That’s the number of women in Sri Ganganagar who die per 100,000 live births, commonly referred to as the Maternal Mortality Ratio (MMR). Of course, to the women we were talking to the statistic in itself didn’t mean much, so we provided a comparison:
- The state of Rajasthan as a whole as an MMR of 331/100,000
- The neighbouring state of Punjab’s MMR is 192/100,000
- Pakistan’s and India’s are 250/100,000
- and Canada’s is 5/100,000
Sri Ganganagar is worse then all of them and virtually all of the women we talked to had no idea why this should be the case.
I could only imagine what went through the minds of the women we talked to, most of whom know someone who has died in childbirth, lost a child or had major complications during pregnancy.
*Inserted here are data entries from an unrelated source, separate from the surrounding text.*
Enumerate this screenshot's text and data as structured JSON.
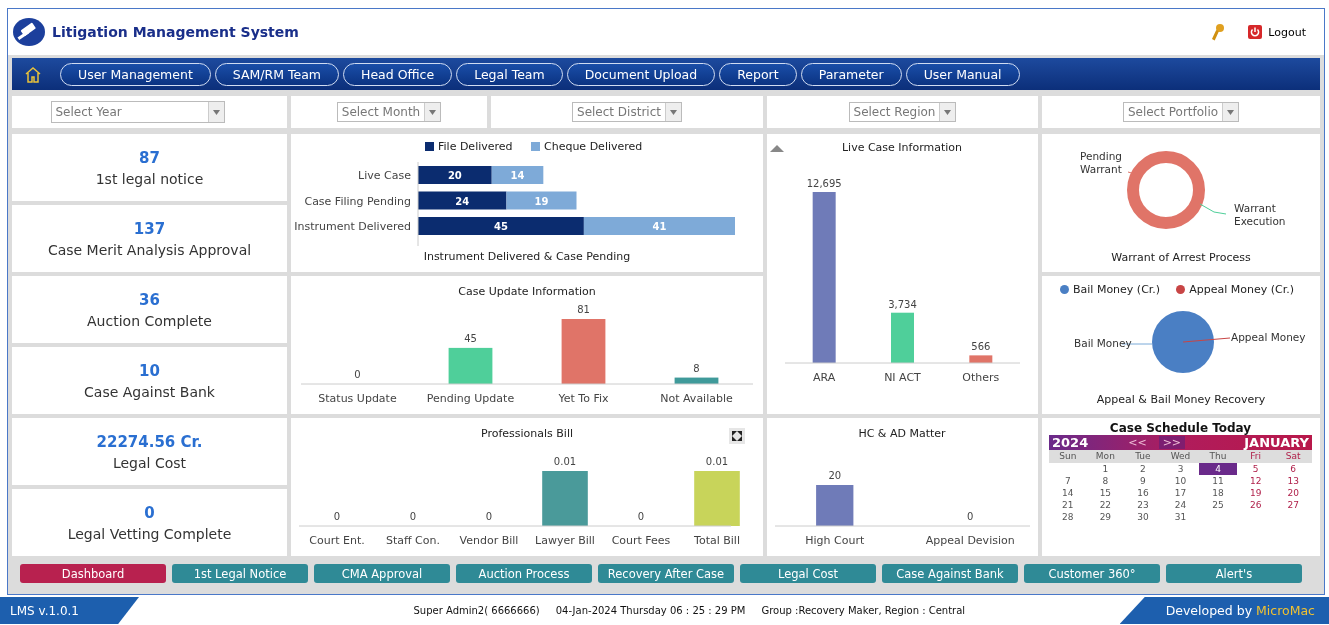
{
  "header": {
    "title": "Litigation Management System",
    "logout": "Logout"
  },
  "nav": [
    {
      "label": "User Management"
    },
    {
      "label": "SAM/RM Team"
    },
    {
      "label": "Head Office"
    },
    {
      "label": "Legal Team"
    },
    {
      "label": "Document Upload"
    },
    {
      "label": "Report"
    },
    {
      "label": "Parameter"
    },
    {
      "label": "User Manual"
    }
  ],
  "filters": [
    {
      "placeholder": "Select Year"
    },
    {
      "placeholder": "Select Month"
    },
    {
      "placeholder": "Select District"
    },
    {
      "placeholder": "Select Region"
    },
    {
      "placeholder": "Select Portfolio"
    }
  ],
  "kpis": [
    {
      "value": "87",
      "label": "1st legal notice"
    },
    {
      "value": "137",
      "label": "Case Merit Analysis Approval"
    },
    {
      "value": "36",
      "label": "Auction Complete"
    },
    {
      "value": "10",
      "label": "Case Against Bank"
    },
    {
      "value": "22274.56 Cr.",
      "label": "Legal Cost"
    },
    {
      "value": "0",
      "label": "Legal Vetting Complete"
    }
  ],
  "instrument_chart": {
    "chart_data": {
      "type": "bar",
      "orientation": "horizontal",
      "stacked": true,
      "title": "Instrument Delivered & Case Pending",
      "categories": [
        "Live Case",
        "Case Filing Pending",
        "Instrument Delivered"
      ],
      "series": [
        {
          "name": "File Delivered",
          "color": "#0b2c6f",
          "values": [
            20,
            24,
            45
          ]
        },
        {
          "name": "Cheque Delivered",
          "color": "#7eaad8",
          "values": [
            14,
            19,
            41
          ]
        }
      ],
      "data_labels": true,
      "legend": true
    }
  },
  "live_case_chart": {
    "chart_data": {
      "type": "bar",
      "title": "Live Case Information",
      "categories": [
        "ARA",
        "NI ACT",
        "Others"
      ],
      "values": [
        12695,
        3734,
        566
      ],
      "value_labels": [
        "12,695",
        "3,734",
        "566"
      ]
    }
  },
  "case_update_chart": {
    "chart_data": {
      "type": "bar",
      "title": "Case Update Information",
      "categories": [
        "Status Update",
        "Pending Update",
        "Yet To Fix",
        "Not Available"
      ],
      "values": [
        0,
        45,
        81,
        8
      ],
      "data_labels": true
    }
  },
  "warrant_chart": {
    "title": "Warrant of Arrest Process",
    "labels": [
      "Pending Warrant",
      "Warrant Execution"
    ]
  },
  "money_chart": {
    "title": "Appeal & Bail Money Recovery",
    "legend": [
      {
        "label": "Bail Money (Cr.)",
        "color": "#4a7fc4"
      },
      {
        "label": "Appeal Money (Cr.)",
        "color": "#c84545"
      }
    ],
    "labels": [
      "Bail Money",
      "Appeal Money"
    ]
  },
  "professionals_chart": {
    "chart_data": {
      "type": "bar",
      "title": "Professionals Bill",
      "categories": [
        "Court Ent.",
        "Staff Con.",
        "Vendor Bill",
        "Lawyer Bill",
        "Court Fees",
        "Total Bill"
      ],
      "values": [
        0,
        0,
        0,
        0.01,
        0,
        0.01
      ],
      "data_labels": true
    }
  },
  "hc_chart": {
    "chart_data": {
      "type": "bar",
      "title": "HC & AD Matter",
      "categories": [
        "High Court",
        "Appeal Devision"
      ],
      "values": [
        20,
        0
      ],
      "data_labels": true
    }
  },
  "calendar": {
    "title": "Case Schedule Today",
    "year": "2024",
    "prev": "<<",
    "next": ">>",
    "month": "JANUARY",
    "weekdays": [
      {
        "label": "Sun",
        "weekend": false
      },
      {
        "label": "Mon",
        "weekend": false
      },
      {
        "label": "Tue",
        "weekend": false
      },
      {
        "label": "Wed",
        "weekend": false
      },
      {
        "label": "Thu",
        "weekend": false
      },
      {
        "label": "Fri",
        "weekend": true
      },
      {
        "label": "Sat",
        "weekend": true
      }
    ],
    "weeks": [
      {
        "days": [
          {
            "day": "1",
            "selected": false
          },
          {
            "day": "2",
            "selected": false
          },
          {
            "day": "3",
            "selected": false
          },
          {
            "day": "4",
            "selected": true
          },
          {
            "day": "5",
            "selected": false
          },
          {
            "day": "6",
            "selected": false
          }
        ]
      },
      {
        "days": [
          {
            "day": "7",
            "selected": false
          },
          {
            "day": "8",
            "selected": false
          },
          {
            "day": "9",
            "selected": false
          },
          {
            "day": "10",
            "selected": false
          },
          {
            "day": "11",
            "selected": false
          },
          {
            "day": "12",
            "selected": false
          },
          {
            "day": "13",
            "selected": false
          }
        ]
      },
      {
        "days": [
          {
            "day": "14",
            "selected": false
          },
          {
            "day": "15",
            "selected": false
          },
          {
            "day": "16",
            "selected": false
          },
          {
            "day": "17",
            "selected": false
          },
          {
            "day": "18",
            "selected": false
          },
          {
            "day": "19",
            "selected": false
          },
          {
            "day": "20",
            "selected": false
          }
        ]
      },
      {
        "days": [
          {
            "day": "21",
            "selected": false
          },
          {
            "day": "22",
            "selected": false
          },
          {
            "day": "23",
            "selected": false
          },
          {
            "day": "24",
            "selected": false
          },
          {
            "day": "25",
            "selected": false
          },
          {
            "day": "26",
            "selected": false
          },
          {
            "day": "27",
            "selected": false
          }
        ]
      },
      {
        "days": [
          {
            "day": "28",
            "selected": false
          },
          {
            "day": "29",
            "selected": false
          },
          {
            "day": "30",
            "selected": false
          },
          {
            "day": "31",
            "selected": false
          }
        ]
      }
    ]
  },
  "bottom_tabs": [
    {
      "label": "Dashboard",
      "selected": true
    },
    {
      "label": "1st Legal Notice",
      "selected": false
    },
    {
      "label": "CMA Approval",
      "selected": false
    },
    {
      "label": "Auction Process",
      "selected": false
    },
    {
      "label": "Recovery After Case",
      "selected": false
    },
    {
      "label": "Legal Cost",
      "selected": false
    },
    {
      "label": "Case Against Bank",
      "selected": false
    },
    {
      "label": "Customer 360°",
      "selected": false
    },
    {
      "label": "Alert's",
      "selected": false
    }
  ],
  "footer": {
    "version": "LMS v.1.0.1",
    "user": "Super Admin2( 6666666)",
    "datetime": "04-Jan-2024 Thursday 06 : 25 : 29 PM",
    "group": "Group :Recovery Maker, Region : Central",
    "developed_by": "Developed by",
    "brand": "MicroMac"
  }
}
It was fascinating to watch our hosts consider that there exists a place like Canada where women do not suffer from the same preventable causes of death and illness that they suffer through. If it’s possible to get such a low maternal mortality rate in other places, why not in Sri Ganganagar? Why, indeed. The truth is that for almost everything that kills a mother in Rajasthan there exists simple, cost-effective and proven solutions.
Major causes of death include obstetric emergencies like excessive bleeding, infection and eclampsia (convulsion and coma). In Canada and other developed countries where facilities and quality care is more accessible before and during pregnancy, the worst outcomes from such emergences can usually be prevented.
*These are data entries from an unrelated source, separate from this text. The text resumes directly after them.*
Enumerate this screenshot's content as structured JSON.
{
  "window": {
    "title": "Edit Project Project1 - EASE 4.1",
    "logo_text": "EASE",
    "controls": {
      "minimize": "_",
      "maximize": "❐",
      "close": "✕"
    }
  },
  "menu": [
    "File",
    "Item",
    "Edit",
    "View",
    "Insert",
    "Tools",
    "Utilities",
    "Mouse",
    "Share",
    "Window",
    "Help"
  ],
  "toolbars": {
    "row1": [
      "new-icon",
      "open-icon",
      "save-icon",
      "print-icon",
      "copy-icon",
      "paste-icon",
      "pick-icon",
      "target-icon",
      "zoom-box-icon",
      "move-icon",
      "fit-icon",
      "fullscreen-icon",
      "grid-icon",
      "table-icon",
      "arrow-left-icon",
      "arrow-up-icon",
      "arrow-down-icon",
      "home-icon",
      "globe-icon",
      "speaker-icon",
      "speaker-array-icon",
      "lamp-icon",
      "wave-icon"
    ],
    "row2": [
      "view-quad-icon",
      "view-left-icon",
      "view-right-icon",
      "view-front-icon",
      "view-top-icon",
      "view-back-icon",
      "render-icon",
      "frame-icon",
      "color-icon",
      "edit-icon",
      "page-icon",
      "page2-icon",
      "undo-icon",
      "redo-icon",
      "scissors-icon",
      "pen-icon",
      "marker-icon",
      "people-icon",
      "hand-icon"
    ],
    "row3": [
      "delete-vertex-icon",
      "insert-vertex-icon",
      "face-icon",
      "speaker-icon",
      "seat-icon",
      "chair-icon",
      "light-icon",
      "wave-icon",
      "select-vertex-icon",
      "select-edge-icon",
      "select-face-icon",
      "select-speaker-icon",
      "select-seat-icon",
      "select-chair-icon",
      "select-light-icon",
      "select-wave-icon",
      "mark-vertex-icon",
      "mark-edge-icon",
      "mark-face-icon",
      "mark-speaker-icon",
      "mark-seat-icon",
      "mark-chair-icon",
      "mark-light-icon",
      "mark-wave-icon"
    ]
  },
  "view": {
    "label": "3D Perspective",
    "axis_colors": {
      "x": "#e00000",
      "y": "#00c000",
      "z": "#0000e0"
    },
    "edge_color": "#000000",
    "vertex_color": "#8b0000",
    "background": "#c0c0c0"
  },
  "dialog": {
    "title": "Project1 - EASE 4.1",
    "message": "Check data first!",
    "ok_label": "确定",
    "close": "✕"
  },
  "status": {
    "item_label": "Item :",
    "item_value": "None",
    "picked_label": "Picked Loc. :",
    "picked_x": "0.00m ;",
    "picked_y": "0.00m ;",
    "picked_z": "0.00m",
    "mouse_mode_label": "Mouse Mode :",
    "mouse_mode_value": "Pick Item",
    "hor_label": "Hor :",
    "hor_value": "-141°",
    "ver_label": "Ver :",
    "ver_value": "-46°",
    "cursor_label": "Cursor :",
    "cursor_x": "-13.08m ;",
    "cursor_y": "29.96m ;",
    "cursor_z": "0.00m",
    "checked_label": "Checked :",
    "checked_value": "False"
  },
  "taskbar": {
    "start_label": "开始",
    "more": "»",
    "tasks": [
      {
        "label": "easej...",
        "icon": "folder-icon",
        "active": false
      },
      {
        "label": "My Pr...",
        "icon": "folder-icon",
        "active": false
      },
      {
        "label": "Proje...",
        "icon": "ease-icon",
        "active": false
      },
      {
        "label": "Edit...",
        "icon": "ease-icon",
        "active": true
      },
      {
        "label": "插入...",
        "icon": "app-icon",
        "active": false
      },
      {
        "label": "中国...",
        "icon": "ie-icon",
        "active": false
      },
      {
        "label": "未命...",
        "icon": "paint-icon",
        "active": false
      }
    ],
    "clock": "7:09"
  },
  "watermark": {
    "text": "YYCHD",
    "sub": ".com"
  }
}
Other causes of poor maternal health outcomes in Ganganagar are related to certain behaviours. Nutritionally, almost all women in our region are anemic which puts both the mother’s and child’s life at risk. While talking about nutrition Banth Bhaji challenged the men and women listening to think about whether it’s right for a women to eat last and save expensive fruits (important sources of iron) for others in the household, as is usually is the practice in our region. Coming from an older Sikh man – not the type of person these women would expect to get the message from – the observation resonated. The women nodded their heads in agreement as Banth Bhaji subtly challenged the prevailing gender and power dynamics of village life that directly affect maternal and child health.
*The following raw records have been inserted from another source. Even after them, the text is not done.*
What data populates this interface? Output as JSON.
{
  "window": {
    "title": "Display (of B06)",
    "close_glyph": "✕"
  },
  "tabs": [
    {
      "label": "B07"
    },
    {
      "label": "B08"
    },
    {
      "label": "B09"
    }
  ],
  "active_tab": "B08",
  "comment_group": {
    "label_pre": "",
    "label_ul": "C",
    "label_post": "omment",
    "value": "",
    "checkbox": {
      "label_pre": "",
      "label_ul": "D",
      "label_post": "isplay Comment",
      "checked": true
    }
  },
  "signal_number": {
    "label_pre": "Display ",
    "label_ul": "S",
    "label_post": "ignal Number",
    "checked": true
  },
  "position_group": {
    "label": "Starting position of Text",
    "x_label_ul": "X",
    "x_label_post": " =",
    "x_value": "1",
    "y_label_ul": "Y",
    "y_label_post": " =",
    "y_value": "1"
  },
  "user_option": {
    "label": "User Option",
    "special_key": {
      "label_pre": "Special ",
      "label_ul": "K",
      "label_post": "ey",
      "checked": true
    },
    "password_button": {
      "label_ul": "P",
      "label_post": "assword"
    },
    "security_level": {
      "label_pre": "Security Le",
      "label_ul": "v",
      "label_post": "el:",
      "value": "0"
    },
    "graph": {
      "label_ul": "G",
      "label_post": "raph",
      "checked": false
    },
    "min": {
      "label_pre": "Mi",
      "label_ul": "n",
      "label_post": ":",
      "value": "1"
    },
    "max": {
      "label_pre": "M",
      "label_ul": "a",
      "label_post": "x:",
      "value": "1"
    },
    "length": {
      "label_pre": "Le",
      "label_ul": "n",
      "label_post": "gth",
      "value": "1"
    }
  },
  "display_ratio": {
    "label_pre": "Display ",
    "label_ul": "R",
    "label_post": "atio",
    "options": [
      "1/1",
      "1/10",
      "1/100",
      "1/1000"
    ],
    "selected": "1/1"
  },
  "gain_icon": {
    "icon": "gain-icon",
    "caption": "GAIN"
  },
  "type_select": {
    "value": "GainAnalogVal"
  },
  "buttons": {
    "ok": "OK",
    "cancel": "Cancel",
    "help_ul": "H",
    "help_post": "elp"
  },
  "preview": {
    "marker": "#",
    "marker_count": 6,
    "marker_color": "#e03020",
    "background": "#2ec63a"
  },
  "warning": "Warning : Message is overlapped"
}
He went even further when he challenged the women on two other common behaviours – sex-selective abortion and early marriage. Abortion for any reason other than medical necessity is illegal in India, and for good reason. For many cultural and societal reasons girls are valued less than boys and pregnant women will often have female fetuses aborted. Since the abortion and sex-determination (i.e. with ultrasound) is illegal the entire industry is pushed underground and is enormously risky for the mother.
Girls getting married early – often before the age of 15 in our area – is another huge risk. Younger brides tend to have underdeveloped pelvises that are not yet able to handle childbirth – early pregnancy endangers them and their unborn children.
Banth Bhaji pinpointed exactly what needs to change for both sex-selective abortion and early marriage to end: the true value of girls needs to be recognized. Banth Bhaji would often point to the young ladies on our team – Arsh, Sandeep, Sandhya and CJ – as prime examples of what an educated girl can bring to a family and to society. He’d also point out the female teachers in the village schools we were visiting. Sometimes he’d get pushback – usually from women themselves who struggle with what they perceive as the economic burden a girl can represent for a family in the form of dowries and inheritance – but this opened the door for more discussion and debate – something Banth Bhaji was more than happy to engage in.
In witnessing these debates I learned of the immense value that discussion and an exchange of knowledge can foster. We learned a lot from the women we met as they did form us. I also learned that in Banth Bhaji we have a tireless champion for women’s rights and women’s health. As far as finding local leaders in maternal and child health, we couldn’t have found someone better!
Stay tuned for more on our first MJK Women’s Meeting.